Methinks that much like Tom Cruise in "A Few Good Men," the politicos just can't handle the truth. It's telling that a national commission in charge of assigning locations for the 2008 presidential debates would argue that New Orleans just "doesn't measure up." That sounds pretty much like how the city has been treated in the two years since Katrina. We're a taboo - sure, our reputation is partially deserved, but...I guess unless you're post-arson southern California, it's impossible to measure up.
Or perhaps pundits just aren't ready to face the harsh reality of post-Katrina NOLA?
I've highlighted some of the more interesting points in Kit Seelye's article in this morning's New York Times.
It's a pity. Mostly, there's just irony in spades.
New York Times
November 20, 2007
Panel Picks 4 Debate Sites, Angering Excluded New Orleans
By KATHARINE Q. SEELYE
The Commission on Presidential Debates has picked Oxford, Miss.; St. Louis; Nashville; and Hempstead, N.Y., as the sites of the presidential and vice-presidential debates in the general election campaign next year.
New Orleans took offense at its omission, with a leader of one Louisiana advocacy group saying she had been told that the city had not recovered sufficiently from Hurricane Katrina to act as host of such an event. New Orleans was one of 16 finalists and has attracted major conventions since the hurricane devastated much of the city more than two years ago.

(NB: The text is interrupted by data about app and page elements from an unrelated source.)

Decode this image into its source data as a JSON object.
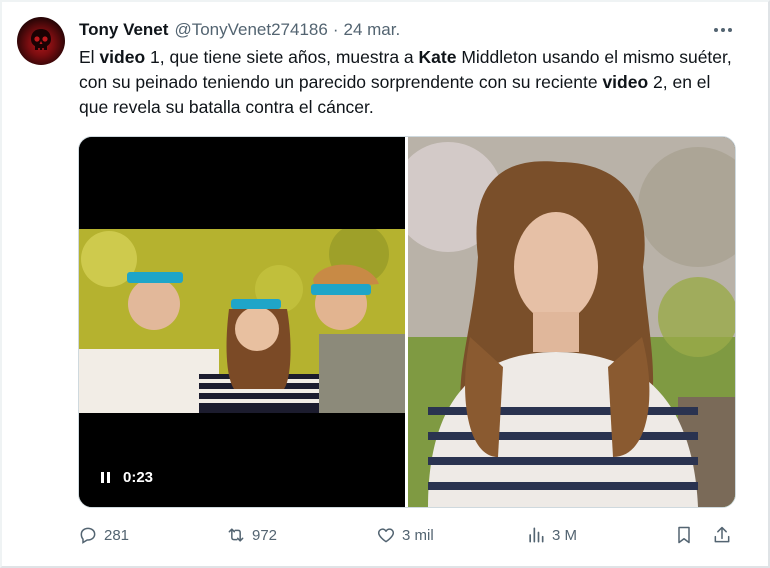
{
  "tweet": {
    "author_name": "Tony Venet",
    "author_handle": "@TonyVenet274186",
    "separator": "·",
    "date": "24 mar.",
    "text": {
      "p1": "El ",
      "b1": "video",
      "p2": " 1, que tiene siete años, muestra a ",
      "b2": "Kate",
      "p3": " Middleton usando el mismo suéter, con su peinado teniendo un parecido sorprendente con su reciente ",
      "b3": "video",
      "p4": " 2, en el que revela su batalla contra el cáncer."
    }
  },
  "media": {
    "video_time": "0:23"
  },
  "actions": {
    "replies": "281",
    "reposts": "972",
    "likes": "3 mil",
    "views": "3 M"
  },
  "icons": [
    "more-icon",
    "pause-icon",
    "reply-icon",
    "repost-icon",
    "like-icon",
    "views-icon",
    "bookmark-icon",
    "share-icon"
  ],
  "colors": {
    "text": "#0f1419",
    "muted": "#536471",
    "border": "#cfd9de"
  }
}
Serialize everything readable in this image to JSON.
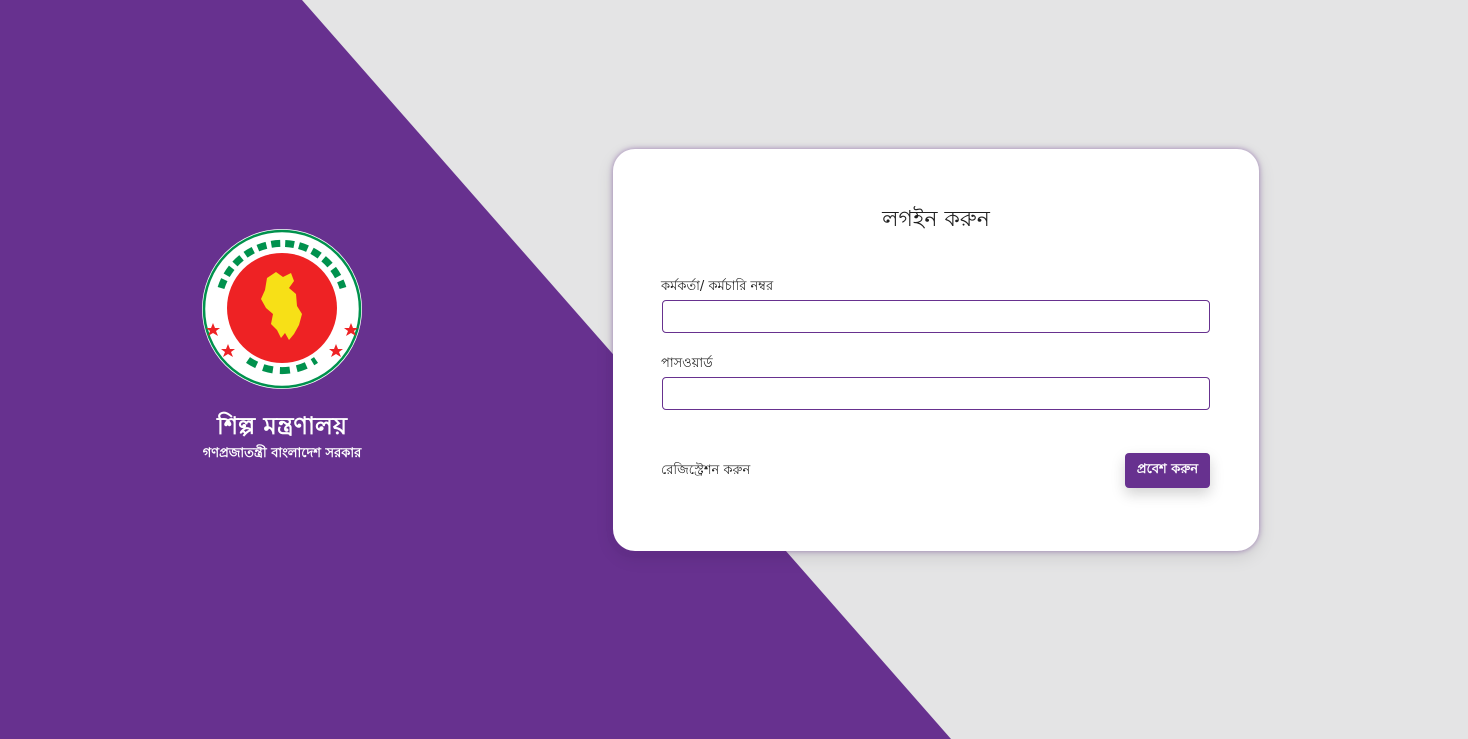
{
  "colors": {
    "primary_purple": "#67318f",
    "background_gray": "#e4e4e5",
    "card_bg": "#ffffff",
    "emblem_red": "#ee2224",
    "emblem_yellow": "#f7e017",
    "emblem_green": "#00914d"
  },
  "brand": {
    "emblem_icon": "bangladesh-government-emblem",
    "ministry_name": "শিল্প মন্ত্রণালয়",
    "government_name": "গণপ্রজাতন্ত্রী বাংলাদেশ সরকার"
  },
  "login": {
    "title": "লগইন করুন",
    "employee_id_label": "কর্মকর্তা/ কর্মচারি নম্বর",
    "employee_id_value": "",
    "password_label": "পাসওয়ার্ড",
    "password_value": "",
    "register_link": "রেজিস্ট্রেশন করুন",
    "submit_label": "প্রবেশ করুন"
  }
}
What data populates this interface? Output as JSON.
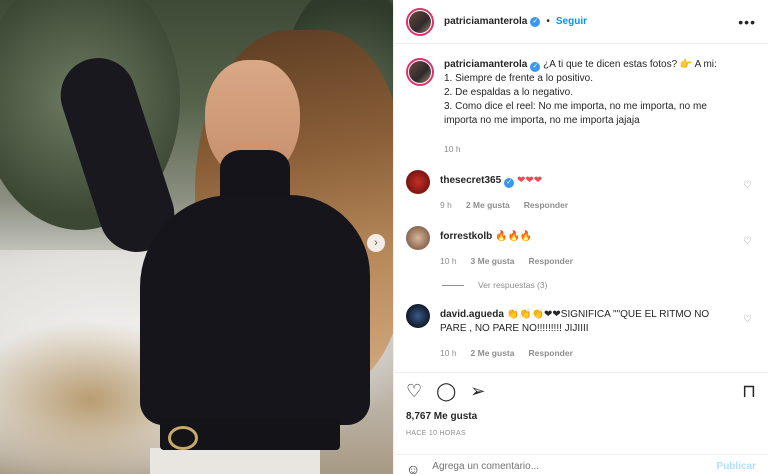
{
  "post": {
    "username": "patriciamanterola",
    "follow_label": "Seguir",
    "more_icon": "more-horizontal-icon",
    "next_icon": "chevron-right-icon"
  },
  "caption": {
    "username": "patriciamanterola",
    "line1": "¿A ti que te dicen estas fotos? 👉 A mi:",
    "line2": "1. Siempre de frente a lo positivo.",
    "line3": "2. De espaldas a lo negativo.",
    "line4": "3. Como dice el reel: No me importa, no me importa, no me importa no me importa, no me importa jajaja",
    "time": "10 h"
  },
  "comments": [
    {
      "username": "thesecret365",
      "verified": true,
      "text": "❤❤❤",
      "time": "9 h",
      "likes": "2 Me gusta",
      "reply": "Responder"
    },
    {
      "username": "forrestkolb",
      "verified": false,
      "text": "🔥🔥🔥",
      "time": "10 h",
      "likes": "3 Me gusta",
      "reply": "Responder",
      "view_replies": "Ver respuestas (3)"
    },
    {
      "username": "david.agueda",
      "verified": false,
      "text": "👏👏👏❤❤SIGNIFICA \"\"QUE EL RITMO NO PARE , NO PARE NO!!!!!!!!! JIJIIII",
      "time": "10 h",
      "likes": "2 Me gusta",
      "reply": "Responder"
    }
  ],
  "actions": {
    "likes": "8,767 Me gusta",
    "timestamp": "HACE 10 HORAS"
  },
  "compose": {
    "placeholder": "Agrega un comentario...",
    "publish_label": "Publicar"
  },
  "colors": {
    "link_blue": "#0095f6",
    "heart_red": "#ed4956",
    "muted": "#8e8e8e"
  }
}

This is the first time the bipartisan commission, which has overseen the debates since 1988, plans a format allowing the candidates to question each other. Frank J. Fahrenkopf Jr., the commission’s Republican co-chairman, said that contrary to past experience, the candidates would not be allowed to change the format. “The candidates aren’t going to dictate to us anymore,” Mr. Fahrenkopf said.
The debates have become a huge traveling road show, with a cast of 4,000 extras from the worlds of politics and the news media. In the case of Oxford, which has only 700 hotel rooms, overnight visitors will be bused to Tupelo, Miss., and Memphis.
In addition to Oxford, where the first presidential debate is to be held Sept. 26 at the University of Mississippi, presidential debates are scheduled for Belmont University in Nashville on Oct. 7 and Hofstra University in Hempstead on Oct. 15. The vice-presidential debate is scheduled for Washington University in St. Louis on Oct. 2.
The omission of New Orleans drew a sharp reaction from Senator Mary L. Landrieu, Democrat of Louisiana, who said the commission had “lost sight of the public interest it was chartered to serve.”
Anne Milling, founder of the advocacy group Women of the Storm, said Paul G. Kirk Jr., the commission’s Democratic co-chairman, had told her that New Orleans was “not ready” to be host of a debate, although, she said, the city surpassed all logistical requirements.
“Politics trumped the correct moral decision,” Ms. Milling said. “Supposedly, many people said that they would not be comfortable coming here,” because New Orleans stands as a rebuke to the federal government’s response to the hurricane.
Mr. Fahrenkopf denied any political influence, saying the selections had been based on technical criteria and geographical balance.
And Mr. Kirk denied telling Ms. Milling that New Orleans was “not ready” for a big event.
But acting as host of a presidential debate is “an expensive proposition,” he told The Associated Press, “and presents enormous strategic challenges. All things considered, New Orleans did not measure up.”